The new Lumia is expected to be much more powerful than any of its predecessors. Unlike for Windows 7 phones, Microsoft specified no hardware limitations for Windows 8. As Nokia will have more freedom in hardware specifications, its next Lumia phone should have a ton of potential.
Last week, Nokia also announced a new partnership with Groupon (NASDAQ:GRPN). According to the deal, Nokia's mapping system will be able to pinpoint the locations where Groupon deals are available, and provide road directions to get to those locations. Furthermore, the new Lumia will come with Pureview technology, allowing it to take high quality photos. Nokia continues to differentiate itself from the competition by offering a range of unique products, services and features not found anywhere else. On top of these offerings, Nokia's phones are considerably cheaper than Apple's and Samsung's, for example.
What does all this mean for Nokia's investors? The implications are mixed at the moment. If Nokia's share price was around $5 or $6, I might have been bullish on Nokia, however it is hard to remain so when the stock trades for less than $3 per share.
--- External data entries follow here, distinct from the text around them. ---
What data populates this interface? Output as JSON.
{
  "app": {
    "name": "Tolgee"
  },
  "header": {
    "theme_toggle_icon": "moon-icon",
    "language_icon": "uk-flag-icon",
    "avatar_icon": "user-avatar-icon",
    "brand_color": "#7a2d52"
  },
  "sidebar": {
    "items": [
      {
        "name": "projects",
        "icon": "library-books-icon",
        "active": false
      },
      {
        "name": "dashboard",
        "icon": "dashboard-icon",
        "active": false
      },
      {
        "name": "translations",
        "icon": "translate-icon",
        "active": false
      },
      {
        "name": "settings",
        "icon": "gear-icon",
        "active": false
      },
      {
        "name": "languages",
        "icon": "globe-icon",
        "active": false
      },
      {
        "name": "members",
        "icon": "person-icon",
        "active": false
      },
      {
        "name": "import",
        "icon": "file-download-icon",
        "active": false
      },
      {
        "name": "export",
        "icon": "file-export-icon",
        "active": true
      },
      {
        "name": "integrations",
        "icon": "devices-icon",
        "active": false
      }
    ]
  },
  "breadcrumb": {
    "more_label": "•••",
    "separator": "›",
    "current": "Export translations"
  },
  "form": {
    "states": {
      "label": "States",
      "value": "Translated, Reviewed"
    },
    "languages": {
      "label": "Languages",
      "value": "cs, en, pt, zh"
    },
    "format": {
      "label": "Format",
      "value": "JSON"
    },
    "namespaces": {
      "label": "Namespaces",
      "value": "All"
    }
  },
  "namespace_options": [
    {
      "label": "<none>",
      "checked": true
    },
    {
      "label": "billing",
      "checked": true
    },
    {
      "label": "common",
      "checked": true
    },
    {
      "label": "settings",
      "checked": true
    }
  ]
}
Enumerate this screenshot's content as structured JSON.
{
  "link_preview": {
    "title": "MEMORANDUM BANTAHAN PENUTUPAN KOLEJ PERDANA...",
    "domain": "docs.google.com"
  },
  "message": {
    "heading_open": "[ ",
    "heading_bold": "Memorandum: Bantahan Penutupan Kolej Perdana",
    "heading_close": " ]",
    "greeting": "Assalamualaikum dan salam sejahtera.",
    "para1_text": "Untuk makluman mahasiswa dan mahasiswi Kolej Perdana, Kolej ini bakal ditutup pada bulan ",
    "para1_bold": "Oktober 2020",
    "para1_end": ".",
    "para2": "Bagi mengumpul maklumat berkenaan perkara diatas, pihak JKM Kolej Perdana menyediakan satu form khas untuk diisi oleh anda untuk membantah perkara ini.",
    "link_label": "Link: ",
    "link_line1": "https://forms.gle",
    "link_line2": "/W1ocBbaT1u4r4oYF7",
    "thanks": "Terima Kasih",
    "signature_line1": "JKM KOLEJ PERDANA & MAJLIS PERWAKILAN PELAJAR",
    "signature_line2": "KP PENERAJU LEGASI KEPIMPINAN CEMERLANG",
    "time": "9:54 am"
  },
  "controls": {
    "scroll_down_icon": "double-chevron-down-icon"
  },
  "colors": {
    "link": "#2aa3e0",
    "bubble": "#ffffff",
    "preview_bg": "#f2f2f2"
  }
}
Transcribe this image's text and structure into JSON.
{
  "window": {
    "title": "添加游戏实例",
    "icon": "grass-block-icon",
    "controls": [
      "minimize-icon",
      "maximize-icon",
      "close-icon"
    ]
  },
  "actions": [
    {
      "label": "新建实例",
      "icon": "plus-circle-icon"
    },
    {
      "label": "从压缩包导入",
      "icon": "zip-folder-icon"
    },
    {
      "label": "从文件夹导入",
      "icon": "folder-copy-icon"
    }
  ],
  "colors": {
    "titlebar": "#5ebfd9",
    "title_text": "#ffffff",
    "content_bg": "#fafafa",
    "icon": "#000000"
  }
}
Even after the recent rally, Nokia still trades for prices that imply an almost certain bankruptcy for the company, as it trades for less than what its patents are worth.
This may be one of the most important times in Nokia's more than hundred-year history. Windows 8 could well determine the very fate of the company in the next few years. If Windows 8 turns out to be a success for Nokia, the company's share price can easily triple. If it turns out to be a disappointment, the company's very existence will come into a question. While I am cautiously optimistic for Nokia, I recommend that investors keep an eye on the company for the next 6 months or so to see how things progress.